IT’S BEEN eleven years since jockey Paul O’Neill, enraged at his mount City Affair’s unruliness on the way to post for a Stratford selling hurdle, lurched forward and delivered a head butt to the recalcitrant mare.
Following a quickfire apology, O’Neill, a snug fit in the category of journeyman jumps jockey, was handed a one-day riding ban, the lenience of which – in days before social media became judge, jury and executioner – prompted barely a murmur.
But by August 2017, horse racing authorities had become more skittish.
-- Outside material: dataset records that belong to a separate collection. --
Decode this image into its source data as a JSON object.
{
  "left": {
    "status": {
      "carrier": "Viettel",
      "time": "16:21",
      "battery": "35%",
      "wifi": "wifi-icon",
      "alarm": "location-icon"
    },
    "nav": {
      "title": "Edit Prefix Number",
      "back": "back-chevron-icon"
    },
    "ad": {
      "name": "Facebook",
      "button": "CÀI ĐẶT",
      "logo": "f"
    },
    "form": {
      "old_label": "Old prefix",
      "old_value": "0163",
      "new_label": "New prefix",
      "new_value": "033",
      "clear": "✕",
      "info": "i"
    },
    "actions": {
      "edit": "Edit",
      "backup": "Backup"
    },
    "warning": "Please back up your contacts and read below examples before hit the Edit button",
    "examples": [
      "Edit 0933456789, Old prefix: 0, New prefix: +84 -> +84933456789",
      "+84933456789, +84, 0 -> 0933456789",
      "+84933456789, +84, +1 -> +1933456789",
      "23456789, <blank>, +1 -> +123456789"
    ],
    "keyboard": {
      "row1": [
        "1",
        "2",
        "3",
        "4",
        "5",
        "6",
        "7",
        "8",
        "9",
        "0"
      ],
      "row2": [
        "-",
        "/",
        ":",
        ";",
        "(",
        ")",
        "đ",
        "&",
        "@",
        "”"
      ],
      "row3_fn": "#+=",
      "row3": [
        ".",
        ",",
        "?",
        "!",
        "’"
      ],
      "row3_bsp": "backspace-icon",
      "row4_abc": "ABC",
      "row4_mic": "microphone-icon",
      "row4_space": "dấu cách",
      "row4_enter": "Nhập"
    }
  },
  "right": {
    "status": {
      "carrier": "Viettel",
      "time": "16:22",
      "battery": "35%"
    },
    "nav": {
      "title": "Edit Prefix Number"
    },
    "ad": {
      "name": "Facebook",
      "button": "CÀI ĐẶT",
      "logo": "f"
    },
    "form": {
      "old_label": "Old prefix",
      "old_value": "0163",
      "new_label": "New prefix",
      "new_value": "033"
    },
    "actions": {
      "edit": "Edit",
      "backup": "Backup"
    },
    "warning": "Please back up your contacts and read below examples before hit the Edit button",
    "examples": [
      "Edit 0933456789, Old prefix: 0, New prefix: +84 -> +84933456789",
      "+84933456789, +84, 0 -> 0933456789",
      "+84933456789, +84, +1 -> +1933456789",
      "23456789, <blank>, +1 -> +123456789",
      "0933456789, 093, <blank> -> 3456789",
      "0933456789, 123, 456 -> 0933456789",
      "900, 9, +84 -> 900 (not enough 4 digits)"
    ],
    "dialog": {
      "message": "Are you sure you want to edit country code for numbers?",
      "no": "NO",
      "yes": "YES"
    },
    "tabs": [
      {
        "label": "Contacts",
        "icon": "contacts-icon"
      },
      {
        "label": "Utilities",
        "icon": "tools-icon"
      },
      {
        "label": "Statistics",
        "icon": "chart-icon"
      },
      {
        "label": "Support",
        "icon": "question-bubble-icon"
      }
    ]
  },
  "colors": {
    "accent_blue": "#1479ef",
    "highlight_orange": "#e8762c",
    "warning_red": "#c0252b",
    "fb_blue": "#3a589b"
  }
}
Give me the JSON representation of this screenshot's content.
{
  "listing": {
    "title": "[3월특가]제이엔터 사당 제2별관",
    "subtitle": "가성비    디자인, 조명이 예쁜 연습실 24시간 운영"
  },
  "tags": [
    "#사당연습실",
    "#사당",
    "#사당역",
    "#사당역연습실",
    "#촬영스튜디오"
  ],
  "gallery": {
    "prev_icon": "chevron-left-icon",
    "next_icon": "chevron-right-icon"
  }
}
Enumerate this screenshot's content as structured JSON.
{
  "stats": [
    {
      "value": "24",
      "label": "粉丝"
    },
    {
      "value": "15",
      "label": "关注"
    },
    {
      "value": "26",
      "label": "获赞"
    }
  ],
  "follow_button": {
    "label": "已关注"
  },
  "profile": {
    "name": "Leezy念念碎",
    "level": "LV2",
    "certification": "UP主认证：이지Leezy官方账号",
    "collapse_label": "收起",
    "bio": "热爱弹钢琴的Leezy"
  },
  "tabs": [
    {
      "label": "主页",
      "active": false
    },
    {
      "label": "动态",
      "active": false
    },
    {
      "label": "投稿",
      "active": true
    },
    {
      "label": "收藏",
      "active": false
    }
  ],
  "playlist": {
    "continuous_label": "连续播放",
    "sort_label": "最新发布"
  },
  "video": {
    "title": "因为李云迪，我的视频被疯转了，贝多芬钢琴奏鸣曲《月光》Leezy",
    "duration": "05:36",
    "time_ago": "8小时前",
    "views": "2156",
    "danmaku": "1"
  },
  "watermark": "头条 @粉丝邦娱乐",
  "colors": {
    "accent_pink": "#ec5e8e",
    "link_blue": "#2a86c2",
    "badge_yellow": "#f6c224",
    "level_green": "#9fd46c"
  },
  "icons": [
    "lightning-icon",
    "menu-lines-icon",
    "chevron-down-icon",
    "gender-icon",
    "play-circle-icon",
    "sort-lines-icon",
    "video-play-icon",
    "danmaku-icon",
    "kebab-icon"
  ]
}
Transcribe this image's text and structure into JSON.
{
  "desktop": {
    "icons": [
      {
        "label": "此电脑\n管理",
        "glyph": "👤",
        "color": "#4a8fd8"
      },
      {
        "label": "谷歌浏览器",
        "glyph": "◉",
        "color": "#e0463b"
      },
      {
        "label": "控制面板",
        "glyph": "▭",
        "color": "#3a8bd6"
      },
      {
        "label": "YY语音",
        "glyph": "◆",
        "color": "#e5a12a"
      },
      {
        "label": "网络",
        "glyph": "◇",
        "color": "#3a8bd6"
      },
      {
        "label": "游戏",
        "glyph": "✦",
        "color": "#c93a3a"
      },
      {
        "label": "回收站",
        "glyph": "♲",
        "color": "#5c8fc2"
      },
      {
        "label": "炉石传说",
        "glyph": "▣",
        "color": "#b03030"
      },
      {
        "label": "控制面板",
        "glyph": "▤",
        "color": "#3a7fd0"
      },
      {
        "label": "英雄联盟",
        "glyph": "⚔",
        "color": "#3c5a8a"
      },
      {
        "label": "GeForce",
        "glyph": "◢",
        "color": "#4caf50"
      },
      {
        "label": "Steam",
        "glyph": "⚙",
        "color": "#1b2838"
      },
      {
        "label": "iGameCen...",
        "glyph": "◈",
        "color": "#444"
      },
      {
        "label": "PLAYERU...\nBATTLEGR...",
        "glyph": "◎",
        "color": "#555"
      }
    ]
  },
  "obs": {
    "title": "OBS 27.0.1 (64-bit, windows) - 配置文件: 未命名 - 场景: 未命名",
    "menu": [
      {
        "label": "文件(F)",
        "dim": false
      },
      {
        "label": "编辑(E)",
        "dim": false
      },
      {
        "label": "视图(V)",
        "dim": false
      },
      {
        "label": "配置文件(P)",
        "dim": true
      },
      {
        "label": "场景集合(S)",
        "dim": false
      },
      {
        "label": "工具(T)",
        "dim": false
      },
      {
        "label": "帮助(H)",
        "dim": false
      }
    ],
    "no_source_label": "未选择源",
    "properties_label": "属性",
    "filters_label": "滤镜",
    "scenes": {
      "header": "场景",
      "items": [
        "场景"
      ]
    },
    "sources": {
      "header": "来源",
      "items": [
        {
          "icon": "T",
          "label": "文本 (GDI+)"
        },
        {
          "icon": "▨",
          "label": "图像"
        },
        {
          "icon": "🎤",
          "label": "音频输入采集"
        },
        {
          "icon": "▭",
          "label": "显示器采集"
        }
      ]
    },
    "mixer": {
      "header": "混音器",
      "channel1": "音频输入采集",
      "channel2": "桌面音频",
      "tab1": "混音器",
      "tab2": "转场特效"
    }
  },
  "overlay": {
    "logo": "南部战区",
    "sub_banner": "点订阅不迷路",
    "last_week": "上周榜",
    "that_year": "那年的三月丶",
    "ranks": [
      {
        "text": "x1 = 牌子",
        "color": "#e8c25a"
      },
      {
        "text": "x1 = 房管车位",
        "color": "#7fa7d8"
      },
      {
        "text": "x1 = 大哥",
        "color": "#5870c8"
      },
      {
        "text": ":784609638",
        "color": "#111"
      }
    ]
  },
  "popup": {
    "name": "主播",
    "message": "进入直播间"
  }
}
So when Gold Cup-winning rider Davy Russell, far closer than O’Neill to a household, transcendent sporting name, felt compelled to mete out his own brand of punishment to the misbehaving Kings Dolly – a punch to the side of the animal’s head – the question of a fitting punishment took into account fears of an online public outcry in the incident’s aftermath.
Nobody could argue the Russell footage – like O’Neill’s, picked up on the At The Races TV cameras – looked “good”. But neither could racing’s witheringly protective inner circle deliver a widespread condemnation. Indeed, they preferred to err on the side of the defence, delivering platitudes akin to football’s leading trope of “he’s not that kind of player” in the aftermath of a dangerous two-footed challenge.
What followed was a punishment hokey cokey as ponderous and awkward as it was inadequate. It was led by the Irish Turf Club (ITC), a governing body as familiar with protracted investigations and judicial U-turns as its UK equivalent, the British Horseracing Authority. Russell’s first penalty was a slap on the wrist for his slap on the horse’s head – a caution, a sentence at odds with racing’s ever-obsessive approach to perception.
Then, following referral by the registrar Irish National Hunt Steeplechase Committee, it was revealed there would be a review. The announcement prompted Denis Egan, head of the ITC, to insist “there’s no feeling whatsoever that my authority has been undermined”. Really? Listen closely to the outtakes of “The Office” and you can make out David Brent saying the same when confronted by the looming presence of Neil from the Swindon branch.
The appeal body used precedent drawn from a couple of similar cases from Flat racing, both of which took place between O’Neill’s and Russell’s moments of madness. The appeal body settled belatedly on a more appropriate five-day ban, reduced to four following consideration of the stresses and strains brought upon the guilty party’s family.
That Kings Dolly, recipient of the blow, wouldn’t have felt it doesn’t really wash. And nor should Russell’s otherwise impeccable record. A human striking an animal was a glaringly unedifying incident.
This was an offence that demanded a swift punishment and an even swifter apology. Instead it’s taken weeks for a satisfactory conclusion. And those awaiting a ‘sorry’ from Russell seem set to suffer for a while longer yet.
By Richard Northgate
Image: JOCKEY PAUL O’Neill head butts City Affair on the nose at the start of a two-mile hurdle race at Stratford on July 23 2006. Photo: At the Races.